MISSOULA, Mont. - NBC Montana sat down with local schools to learn how they address cyberbullying after a Texas teen took her own life following months of online harassment.
"I wish I could tell you we never have any instances of cyber bullying, but that simply wouldn't be the case," said Hellgate Schools Superintendent Dr. Doug Reisig.
Reisig says Hellgate Schools follow a national policy from the U.S. Department of Education called Olweus. The anti-bullying program focuses on building strong relationships between students, teachers, parents and community members to address any issue as soon as possible in order to minimize damage.
Reisig says cyberbullying can start as young as third grade.
"A lot of the problems that we see with cyberbullying don't start inside the school, they start outside the school. But the damage to a child spills into the school," Reisig added. "That's why we really try to work with our kids on how damaging and how hurtful and how tough it is to piece a child back together that's been a victim of (bullying)."
Hellgate adopted the Olweus policy after a bullying incident a few years back.
"Our school board vowed we weren't going back there. It wasn't going to happen again, and it was our job to try to find ways to put programs in place that would help educate our kids as well as educate ourselves," Reisig said.
Under the Olweus policy a school establishes a specific bullying prevention committee. Hellgate’s comprises two school psychologists, four counselors and all their staff. Instructors teach kids throughout the year about bullying policies and how damaging it can be to their peers’ mental health. Students and teachers then meet in small groups weekly to develop personal relationships, so students feel comfortable opening up about a problem. The program also involves parents in the process.
"If (kids) aren't comfortable in reporting (bullying), we're not going to know until maybe it's too late," said Reisig.
Reisig says bullying -- especially cyberbullying -- largely goes unreported. That's why he encourages parents to practice open communication with their kids. He says if parents suspect any problems they should let school administrators know right away, because they are equipped with the tools to address any problems. Reisig says it's the schools job to help kids find a healthy outlet when they have nowhere else to turn.
"And interestingly enough, a lot of times a child is more comfortable talking with their teacher (instead of their parents)," Reisig added.
Reisig says Hellgate has also brought in local Internet Crimes Against Children Task Force members to speak to students, parents and administrators.

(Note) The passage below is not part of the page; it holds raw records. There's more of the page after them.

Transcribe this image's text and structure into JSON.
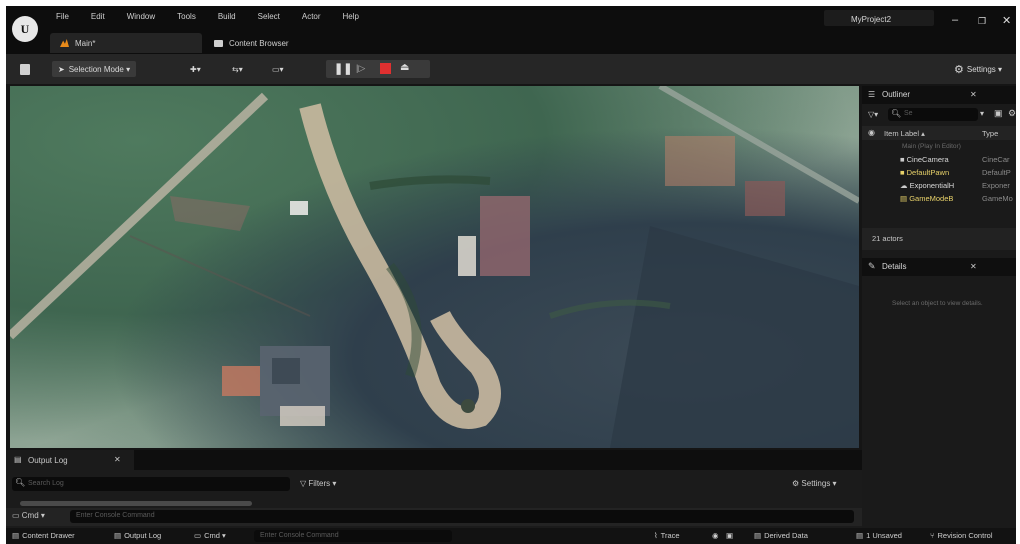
{
  "menu": [
    "File",
    "Edit",
    "Window",
    "Tools",
    "Build",
    "Select",
    "Actor",
    "Help"
  ],
  "project_name": "MyProject2",
  "tabs": {
    "main": "Main*",
    "content_browser": "Content Browser"
  },
  "toolbar": {
    "selection_mode": "Selection Mode ▾",
    "settings": "Settings ▾"
  },
  "outliner": {
    "title": "Outliner",
    "search_placeholder": "Se",
    "col_label": "Item Label ▴",
    "col_type": "Type",
    "drop_hint": "Main (Play In Editor)",
    "items": [
      {
        "label": "CineCamera",
        "type": "CineCar"
      },
      {
        "label": "DefaultPawn",
        "type": "DefaultP"
      },
      {
        "label": "ExponentialH",
        "type": "Exponer"
      },
      {
        "label": "GameModeB",
        "type": "GameMo"
      }
    ],
    "actor_count": "21 actors"
  },
  "details": {
    "title": "Details",
    "empty_message": "Select an object to view details."
  },
  "output_log": {
    "title": "Output Log",
    "search_placeholder": "Search Log",
    "filters": "Filters ▾",
    "settings": "Settings ▾",
    "cmd": "Cmd ▾",
    "cmd_placeholder": "Enter Console Command"
  },
  "statusbar": {
    "content_drawer": "Content Drawer",
    "output_log": "Output Log",
    "cmd": "Cmd ▾",
    "cmd_placeholder": "Enter Console Command",
    "trace": "Trace",
    "derived_data": "Derived Data",
    "unsaved": "1 Unsaved",
    "revision_control": "Revision Control"
  },
  "colors": {
    "accent_orange": "#e88a1a",
    "stop_red": "#e03030",
    "outliner_item_yellow": "#e8d26a"
  }
}
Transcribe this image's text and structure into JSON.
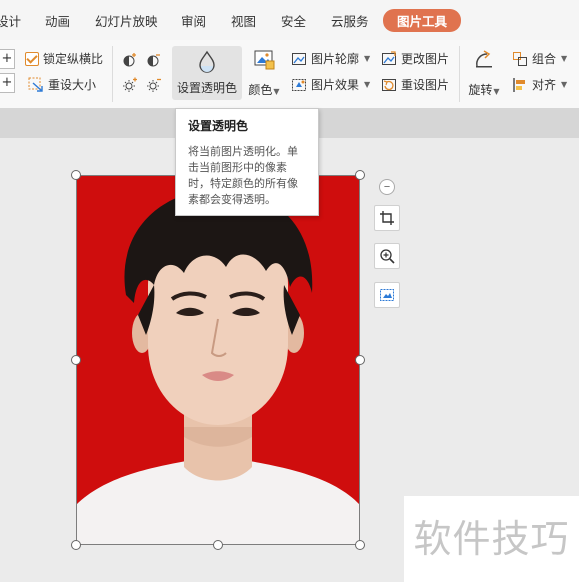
{
  "tabs": [
    {
      "label": "设计"
    },
    {
      "label": "动画"
    },
    {
      "label": "幻灯片放映"
    },
    {
      "label": "审阅"
    },
    {
      "label": "视图"
    },
    {
      "label": "安全"
    },
    {
      "label": "云服务"
    },
    {
      "label": "图片工具",
      "active": true
    }
  ],
  "ribbon": {
    "lock_ratio": "锁定纵横比",
    "lock_ratio_checked": true,
    "reset_size": "重设大小",
    "set_transparent": "设置透明色",
    "color": "颜色",
    "picture_outline": "图片轮廓",
    "picture_effects": "图片效果",
    "change_picture": "更改图片",
    "reset_picture": "重设图片",
    "rotate": "旋转",
    "group": "组合",
    "align": "对齐"
  },
  "tooltip": {
    "title": "设置透明色",
    "body": "将当前图片透明化。单击当前图形中的像素时，特定颜色的所有像素都会变得透明。"
  },
  "watermark": "软件技巧",
  "colors": {
    "accent": "#e0734f",
    "photo_background": "#cf0d0d"
  }
}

Missoula County Public Schools follows a similar policy. Communications director Hatton Littman says they follow the Common Sense Media Anti-Cyberbullying Toolkit.
They say the approach is proactive and first sets a standard of behavior and rewards students who follow it accordingly.
Littman says they also have IT teams that monitor usage and messages on school computers and student email accounts.
The state of Montana's Office of Public Instruction does not have a statewide public school policy on cyberbullying. Emilie Ritters Saunders, the communications director for Superintendent of Public Schools Denise Juneau's office, says each district is responsible for its own plan.